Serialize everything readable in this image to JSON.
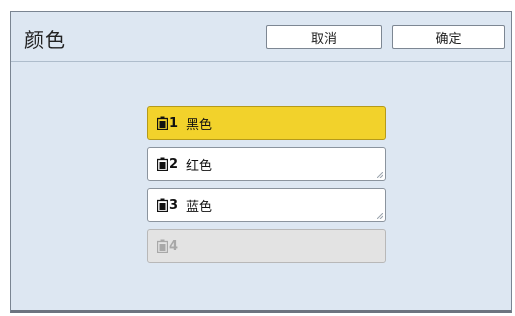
{
  "header": {
    "title": "颜色",
    "cancel_label": "取消",
    "ok_label": "确定"
  },
  "slots": [
    {
      "number": "1",
      "color_name": "黑色",
      "state": "selected",
      "icon": "ink-drum-icon"
    },
    {
      "number": "2",
      "color_name": "红色",
      "state": "normal",
      "icon": "ink-drum-icon"
    },
    {
      "number": "3",
      "color_name": "蓝色",
      "state": "normal",
      "icon": "ink-drum-icon"
    },
    {
      "number": "4",
      "color_name": "",
      "state": "disabled",
      "icon": "ink-drum-icon"
    }
  ],
  "colors": {
    "panel_bg": "#dde7f2",
    "selected": "#f2d22b",
    "disabled": "#e3e3e3"
  }
}
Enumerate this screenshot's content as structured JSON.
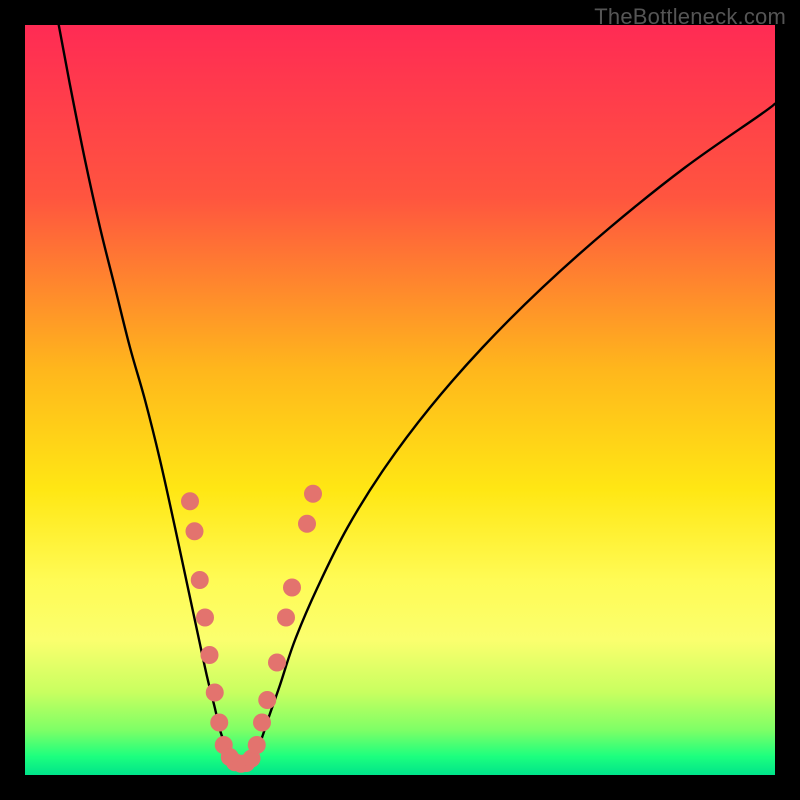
{
  "watermark": "TheBottleneck.com",
  "chart_data": {
    "type": "line",
    "title": "",
    "xlabel": "",
    "ylabel": "",
    "xlim": [
      0,
      100
    ],
    "ylim": [
      0,
      100
    ],
    "grid": false,
    "background_gradient": {
      "stops": [
        {
          "offset": 0.0,
          "color": "#ff2b54"
        },
        {
          "offset": 0.23,
          "color": "#ff553f"
        },
        {
          "offset": 0.46,
          "color": "#ffb71c"
        },
        {
          "offset": 0.62,
          "color": "#ffe714"
        },
        {
          "offset": 0.74,
          "color": "#fffb55"
        },
        {
          "offset": 0.82,
          "color": "#fbff6e"
        },
        {
          "offset": 0.89,
          "color": "#c8ff60"
        },
        {
          "offset": 0.94,
          "color": "#7eff66"
        },
        {
          "offset": 0.975,
          "color": "#1dff7e"
        },
        {
          "offset": 1.0,
          "color": "#00e48a"
        }
      ]
    },
    "series": [
      {
        "name": "curve-left",
        "x": [
          4.5,
          6,
          8,
          10,
          12,
          14,
          16,
          18,
          20,
          21.5,
          23,
          24.3,
          25.3,
          26.0,
          26.7,
          27.3,
          27.8
        ],
        "y": [
          100,
          92,
          82,
          73,
          65,
          57,
          50,
          42,
          33,
          26,
          19,
          13,
          9,
          6,
          4,
          2.5,
          1.8
        ]
      },
      {
        "name": "curve-right",
        "x": [
          30.0,
          30.8,
          31.6,
          32.6,
          34,
          36,
          39,
          43,
          48,
          54,
          61,
          69,
          78,
          88,
          98,
          100
        ],
        "y": [
          1.8,
          3,
          5,
          8,
          12,
          18,
          25,
          33,
          41,
          49,
          57,
          65,
          73,
          81,
          88,
          89.5
        ]
      },
      {
        "name": "curve-bottom",
        "x": [
          27.8,
          28.2,
          28.6,
          29.0,
          29.4,
          29.8,
          30.0
        ],
        "y": [
          1.8,
          1.5,
          1.4,
          1.4,
          1.5,
          1.7,
          1.8
        ]
      }
    ],
    "markers": {
      "color": "#e3736e",
      "radius": 9,
      "points": [
        {
          "x": 22.0,
          "y": 36.5
        },
        {
          "x": 22.6,
          "y": 32.5
        },
        {
          "x": 23.3,
          "y": 26.0
        },
        {
          "x": 24.0,
          "y": 21.0
        },
        {
          "x": 24.6,
          "y": 16.0
        },
        {
          "x": 25.3,
          "y": 11.0
        },
        {
          "x": 25.9,
          "y": 7.0
        },
        {
          "x": 26.5,
          "y": 4.0
        },
        {
          "x": 27.3,
          "y": 2.4
        },
        {
          "x": 28.0,
          "y": 1.7
        },
        {
          "x": 28.8,
          "y": 1.5
        },
        {
          "x": 29.5,
          "y": 1.6
        },
        {
          "x": 30.2,
          "y": 2.2
        },
        {
          "x": 30.9,
          "y": 4.0
        },
        {
          "x": 31.6,
          "y": 7.0
        },
        {
          "x": 32.3,
          "y": 10.0
        },
        {
          "x": 33.6,
          "y": 15.0
        },
        {
          "x": 34.8,
          "y": 21.0
        },
        {
          "x": 35.6,
          "y": 25.0
        },
        {
          "x": 37.6,
          "y": 33.5
        },
        {
          "x": 38.4,
          "y": 37.5
        }
      ]
    }
  }
}
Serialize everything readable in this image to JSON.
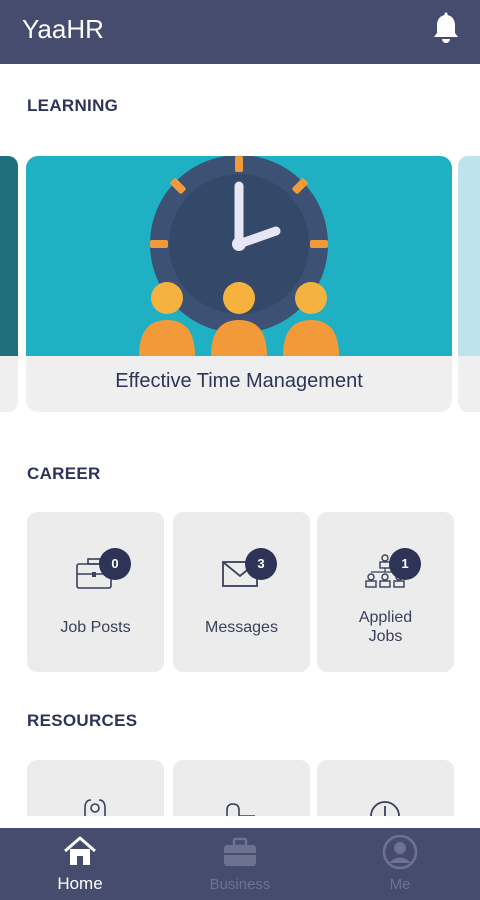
{
  "app": {
    "title": "YaaHR"
  },
  "header": {
    "notification_icon": "bell-icon"
  },
  "learning": {
    "section_title": "LEARNING",
    "featured_course": {
      "title": "Effective Time Management"
    }
  },
  "career": {
    "section_title": "CAREER",
    "tiles": [
      {
        "label": "Job Posts",
        "badge": "0",
        "icon": "briefcase-icon"
      },
      {
        "label": "Messages",
        "badge": "3",
        "icon": "envelope-icon"
      },
      {
        "label": "Applied\nJobs",
        "label_line1": "Applied",
        "label_line2": "Jobs",
        "badge": "1",
        "icon": "org-chart-icon"
      }
    ]
  },
  "resources": {
    "section_title": "RESOURCES",
    "tiles": [
      {
        "icon": "stethoscope-icon"
      },
      {
        "icon": "document-icon"
      },
      {
        "icon": "clock-history-icon"
      }
    ]
  },
  "bottom_nav": {
    "items": [
      {
        "label": "Home",
        "icon": "home-icon",
        "active": true
      },
      {
        "label": "Business",
        "icon": "briefcase-icon",
        "active": false
      },
      {
        "label": "Me",
        "icon": "user-icon",
        "active": false
      }
    ]
  },
  "colors": {
    "header_bg": "#454c6d",
    "accent_dark": "#2e3458",
    "card_bg": "#ececec",
    "illustration_bg": "#1fb0c3"
  }
}
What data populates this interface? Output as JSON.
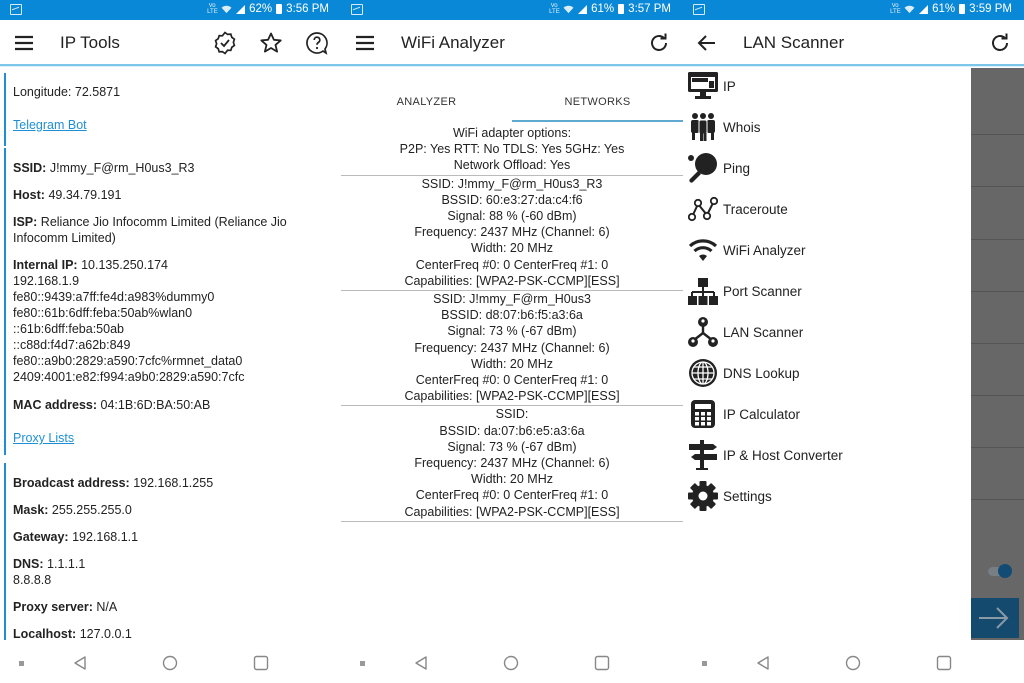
{
  "screens": {
    "ip_tools": {
      "status": {
        "battery": "62%",
        "time": "3:56 PM",
        "network": "VoLTE"
      },
      "title": "IP Tools",
      "actions": [
        "verified-badge-icon",
        "star-icon",
        "help-icon"
      ],
      "card1": {
        "longitude_label": "Longitude:",
        "longitude_value": "72.5871",
        "telegram_link": "Telegram Bot"
      },
      "card2": {
        "ssid_label": "SSID:",
        "ssid_value": "J!mmy_F@rm_H0us3_R3",
        "host_label": "Host:",
        "host_value": "49.34.79.191",
        "isp_label": "ISP:",
        "isp_value": "Reliance Jio Infocomm Limited (Reliance Jio Infocomm Limited)",
        "internal_ip_label": "Internal IP:",
        "internal_ip_values": [
          "10.135.250.174",
          "192.168.1.9",
          "fe80::9439:a7ff:fe4d:a983%dummy0",
          "fe80::61b:6dff:feba:50ab%wlan0",
          "::61b:6dff:feba:50ab",
          "::c88d:f4d7:a62b:849",
          "fe80::a9b0:2829:a590:7cfc%rmnet_data0",
          "2409:4001:e82:f994:a9b0:2829:a590:7cfc"
        ],
        "mac_label": "MAC address:",
        "mac_value": "04:1B:6D:BA:50:AB",
        "proxy_link": "Proxy Lists"
      },
      "card3": {
        "broadcast_label": "Broadcast address:",
        "broadcast_value": "192.168.1.255",
        "mask_label": "Mask:",
        "mask_value": "255.255.255.0",
        "gateway_label": "Gateway:",
        "gateway_value": "192.168.1.1",
        "dns_label": "DNS:",
        "dns_values": [
          "1.1.1.1",
          "8.8.8.8"
        ],
        "proxy_label": "Proxy server:",
        "proxy_value": "N/A",
        "localhost_label": "Localhost:",
        "localhost_value": "127.0.0.1"
      }
    },
    "wifi_analyzer": {
      "status": {
        "battery": "61%",
        "time": "3:57 PM",
        "network": "VoLTE"
      },
      "title": "WiFi Analyzer",
      "tabs": [
        {
          "label": "ANALYZER",
          "active": false
        },
        {
          "label": "NETWORKS",
          "active": true
        }
      ],
      "adapter_options": [
        "WiFi adapter options:",
        "P2P: Yes RTT: No TDLS: Yes 5GHz: Yes",
        "Network Offload: Yes"
      ],
      "networks": [
        {
          "ssid": "SSID: J!mmy_F@rm_H0us3_R3",
          "bssid": "BSSID: 60:e3:27:da:c4:f6",
          "signal": "Signal: 88 % (-60 dBm)",
          "frequency": "Frequency: 2437 MHz (Channel: 6)",
          "width": "Width: 20 MHz",
          "center_freq": "CenterFreq #0: 0 CenterFreq #1: 0",
          "capabilities": "Capabilities: [WPA2-PSK-CCMP][ESS]"
        },
        {
          "ssid": "SSID: J!mmy_F@rm_H0us3",
          "bssid": "BSSID: d8:07:b6:f5:a3:6a",
          "signal": "Signal: 73 % (-67 dBm)",
          "frequency": "Frequency: 2437 MHz (Channel: 6)",
          "width": "Width: 20 MHz",
          "center_freq": "CenterFreq #0: 0 CenterFreq #1: 0",
          "capabilities": "Capabilities: [WPA2-PSK-CCMP][ESS]"
        },
        {
          "ssid": "SSID:",
          "bssid": "BSSID: da:07:b6:e5:a3:6a",
          "signal": "Signal: 73 % (-67 dBm)",
          "frequency": "Frequency: 2437 MHz (Channel: 6)",
          "width": "Width: 20 MHz",
          "center_freq": "CenterFreq #0: 0 CenterFreq #1: 0",
          "capabilities": "Capabilities: [WPA2-PSK-CCMP][ESS]"
        }
      ]
    },
    "lan_scanner": {
      "status": {
        "battery": "61%",
        "time": "3:59 PM",
        "network": "VoLTE"
      },
      "title": "LAN Scanner",
      "drawer_items": [
        {
          "label": "IP",
          "icon": "monitor-icon"
        },
        {
          "label": "Whois",
          "icon": "people-icon"
        },
        {
          "label": "Ping",
          "icon": "ping-pong-icon"
        },
        {
          "label": "Traceroute",
          "icon": "traceroute-icon"
        },
        {
          "label": "WiFi Analyzer",
          "icon": "wifi-icon"
        },
        {
          "label": "Port Scanner",
          "icon": "network-tree-icon"
        },
        {
          "label": "LAN Scanner",
          "icon": "lan-users-icon"
        },
        {
          "label": "DNS Lookup",
          "icon": "globe-icon"
        },
        {
          "label": "IP Calculator",
          "icon": "calculator-icon"
        },
        {
          "label": "IP & Host Converter",
          "icon": "signpost-icon"
        },
        {
          "label": "Settings",
          "icon": "gear-icon"
        }
      ],
      "toggle_on": true
    }
  },
  "navbar": [
    "recent-dot-icon",
    "back-icon",
    "home-icon",
    "overview-icon"
  ],
  "colors": {
    "statusbar": "#0a88d8",
    "accent": "#1e8fd6",
    "tab_indicator": "#5fa9d0",
    "scrim": "#676767",
    "fab": "#134a6e"
  }
}
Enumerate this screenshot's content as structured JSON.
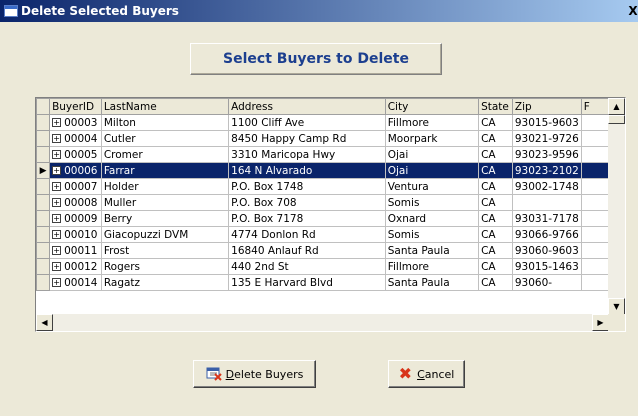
{
  "window": {
    "title": "Delete Selected Buyers",
    "close_glyph": "X"
  },
  "heading": "Select Buyers to Delete",
  "grid": {
    "columns": [
      "BuyerID",
      "LastName",
      "Address",
      "City",
      "State",
      "Zip",
      "F"
    ],
    "selected_row_index": 3,
    "rows": [
      {
        "id": "00003",
        "last": "Milton",
        "address": "1100 Cliff Ave",
        "city": "Fillmore",
        "state": "CA",
        "zip": "93015-9603"
      },
      {
        "id": "00004",
        "last": "Cutler",
        "address": "8450 Happy Camp Rd",
        "city": "Moorpark",
        "state": "CA",
        "zip": "93021-9726"
      },
      {
        "id": "00005",
        "last": "Cromer",
        "address": "3310 Maricopa Hwy",
        "city": "Ojai",
        "state": "CA",
        "zip": "93023-9596"
      },
      {
        "id": "00006",
        "last": "Farrar",
        "address": "164 N Alvarado",
        "city": "Ojai",
        "state": "CA",
        "zip": "93023-2102"
      },
      {
        "id": "00007",
        "last": "Holder",
        "address": "P.O. Box 1748",
        "city": "Ventura",
        "state": "CA",
        "zip": "93002-1748"
      },
      {
        "id": "00008",
        "last": "Muller",
        "address": "P.O. Box 708",
        "city": "Somis",
        "state": "CA",
        "zip": ""
      },
      {
        "id": "00009",
        "last": "Berry",
        "address": "P.O. Box 7178",
        "city": "Oxnard",
        "state": "CA",
        "zip": "93031-7178"
      },
      {
        "id": "00010",
        "last": "Giacopuzzi DVM",
        "address": "4774 Donlon Rd",
        "city": "Somis",
        "state": "CA",
        "zip": "93066-9766"
      },
      {
        "id": "00011",
        "last": "Frost",
        "address": "16840 Anlauf Rd",
        "city": "Santa Paula",
        "state": "CA",
        "zip": "93060-9603"
      },
      {
        "id": "00012",
        "last": "Rogers",
        "address": "440 2nd St",
        "city": "Fillmore",
        "state": "CA",
        "zip": "93015-1463"
      },
      {
        "id": "00014",
        "last": "Ragatz",
        "address": "135 E Harvard Blvd",
        "city": "Santa Paula",
        "state": "CA",
        "zip": "93060-"
      }
    ]
  },
  "buttons": {
    "delete": "Delete Buyers",
    "cancel": "Cancel"
  }
}
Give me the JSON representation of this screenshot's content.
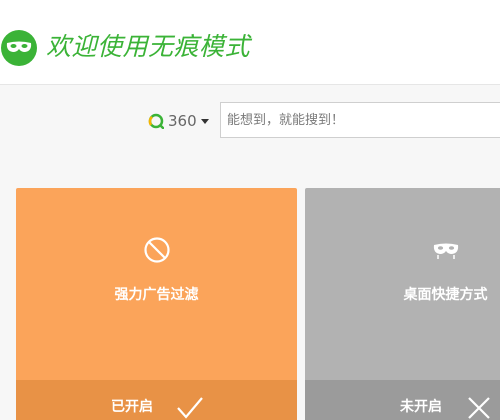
{
  "header": {
    "title": "欢迎使用无痕模式",
    "logo_icon": "mask-icon",
    "accent_color": "#3bb337"
  },
  "search": {
    "engine_label": "360",
    "engine_icon": "360-search-icon",
    "placeholder": "能想到，就能搜到！",
    "value": ""
  },
  "cards": [
    {
      "title": "强力广告过滤",
      "icon": "block-icon",
      "status": "已开启",
      "status_icon": "check-icon",
      "color": "#fba45a"
    },
    {
      "title": "桌面快捷方式",
      "icon": "mask-icon",
      "status": "未开启",
      "status_icon": "close-icon",
      "color": "#b2b2b2"
    }
  ]
}
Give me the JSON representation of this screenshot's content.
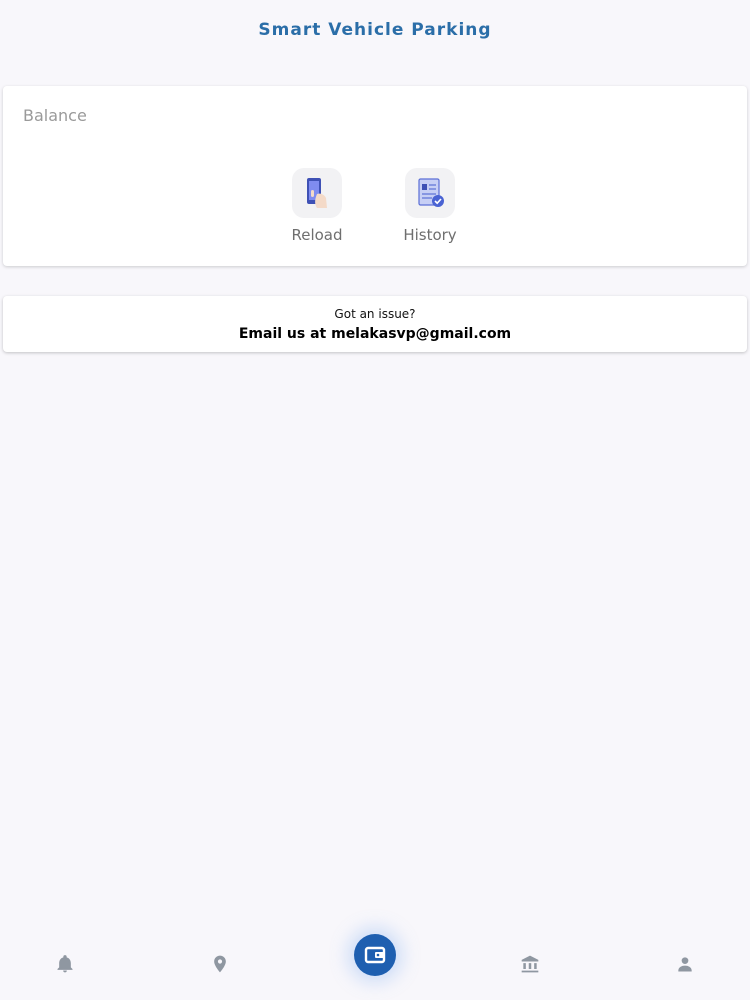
{
  "header": {
    "title": "Smart Vehicle Parking"
  },
  "balance_card": {
    "label": "Balance",
    "actions": [
      {
        "label": "Reload",
        "icon": "phone-reload-icon"
      },
      {
        "label": "History",
        "icon": "document-check-icon"
      }
    ]
  },
  "support_card": {
    "question": "Got an issue?",
    "email_text": "Email us at melakasvp@gmail.com"
  },
  "bottom_nav": {
    "items": [
      {
        "icon": "bell-icon"
      },
      {
        "icon": "location-pin-icon"
      },
      {
        "icon": "wallet-icon",
        "active": true
      },
      {
        "icon": "bank-icon"
      },
      {
        "icon": "person-icon"
      }
    ]
  },
  "colors": {
    "accent": "#2b6ea8",
    "nav_active": "#1e5fb0",
    "nav_inactive": "#8f97a1",
    "background": "#f8f7fb"
  }
}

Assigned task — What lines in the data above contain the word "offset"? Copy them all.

Response to this task —
          "offset": 0.0,
          "offset": 0.23,
          "offset": 0.46,
          "offset": 0.62,
          "offset": 0.74,
          "offset": 0.82,
          "offset": 0.89,
          "offset": 0.94,
          "offset": 0.975,
          "offset": 1.0,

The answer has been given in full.